    As Commissioners we shall take with us the happiest memories of the way we have been served in the last three years.
  • There were many areas of our inquiry where we considered we could benefit from commissioned research. We decided to concentrate on a few main areas which  we  considered  crucial  and  to  call  for  work which  could  be completed within our time scale. We accordingly commissioned:
  1. a study of the working of the reorganised NHS, primarily aimed at establishing the truth of the frequent allegations of delays resulting from NHS reorganisation, undertaken for us by Professor Maurice Kogan and a team of researchers at Brunel University, published as The Working of the NHS Research Paper Number 1, London, HMSO in June 1978
  2. a study of the local administration of NHS finance, intended to help us tackle that part of our terms of reference which refers to the “best use and management of the financial . . . resources” of the NHS, undertaken under the supervision of Professor John Perrin of Warwick University (published as The Management of Finance in the NHS Research Paper Number 2, London, HMSO July 1978);
  3. a commentary on the health departments’ resource allocation arrange­ments prepared by Professor Rudolf Klein of Bath University and Mr Martin Buxton of the Policy Studies Institute (published as Allocating Health Resources,   A   commentary   on   the  Report   of the  Resource Allocation Working Party Research Paper Number 3, London, HMSO August 1978);
  4. a report on medical manpower forecasting prepared by Mr Alan Maynard and Mr Arthur Walker of York University (published as Doctor Man­power 1975-2000: alternative forecasts and their resource implications Research Paper Number 4, London, HMSO September 1978);
  5. a study by the Social Survey Division of the Office of Population Censuses and Surveys of patient attitudes towards hospital services which comple­mented one already commissioned by the Department of Health and Social Security on access to primary health care services (published as Patients’ attitudes to the Hospital Service Research Paper Number 5, London, HMSO January 1979);
  6. jointly with the National Consumer Council a survey of problems of certain groups in gaining access to primary care services (published as Access to Primary Care Research Paper Number 6, London, HMSO February 1979).
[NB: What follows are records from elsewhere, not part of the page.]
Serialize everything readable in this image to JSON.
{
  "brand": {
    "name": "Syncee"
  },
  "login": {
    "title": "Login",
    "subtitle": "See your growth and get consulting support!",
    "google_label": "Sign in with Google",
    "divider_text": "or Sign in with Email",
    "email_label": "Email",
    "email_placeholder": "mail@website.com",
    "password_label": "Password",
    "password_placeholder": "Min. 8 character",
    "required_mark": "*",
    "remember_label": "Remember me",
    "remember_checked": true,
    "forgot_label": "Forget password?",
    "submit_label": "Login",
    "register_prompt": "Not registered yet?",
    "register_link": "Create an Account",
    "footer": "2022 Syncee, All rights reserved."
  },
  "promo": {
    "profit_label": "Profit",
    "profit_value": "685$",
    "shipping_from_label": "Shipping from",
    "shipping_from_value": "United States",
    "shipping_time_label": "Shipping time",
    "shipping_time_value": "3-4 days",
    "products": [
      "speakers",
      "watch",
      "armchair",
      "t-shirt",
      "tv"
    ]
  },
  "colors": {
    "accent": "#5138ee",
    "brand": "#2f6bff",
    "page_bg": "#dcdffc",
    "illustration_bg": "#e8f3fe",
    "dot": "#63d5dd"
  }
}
We published these papers to get the reactions of others to them, and because we were sure they would be of value to many of our readers. We have profited too from other work carried out for us by a number of people outside our own secretariat. Some of them are referred to in the text of this report.

  • 1.14   The 21 chapters of our report that follow are arranged in five parts:
    • a general view of the nation’s health and health care;
    • the NHS and the patient;
    • the NHS and its workers;
    • the NHS and other institutions;
    • management and finance of the NHS;

followed by conclusions and recommendations.

  • Since “How well are we doing?” is a question which exercises the minds of everyone, the first part of our report, formed of the three chapters which follow this introduction,  gives our assessment of the NHS and its strengths and weaknesses at present.
  • Throughout the report the four parts of the UK are dealt with together. Wherever possible we have made what we say apply to each part of the UK, but the wide range of circumstances which exist in them may mean that on occasions what we say is not of universal application. Where important differences between the countries exist they are commented on in the relevant chapters, and Appendix D gives details.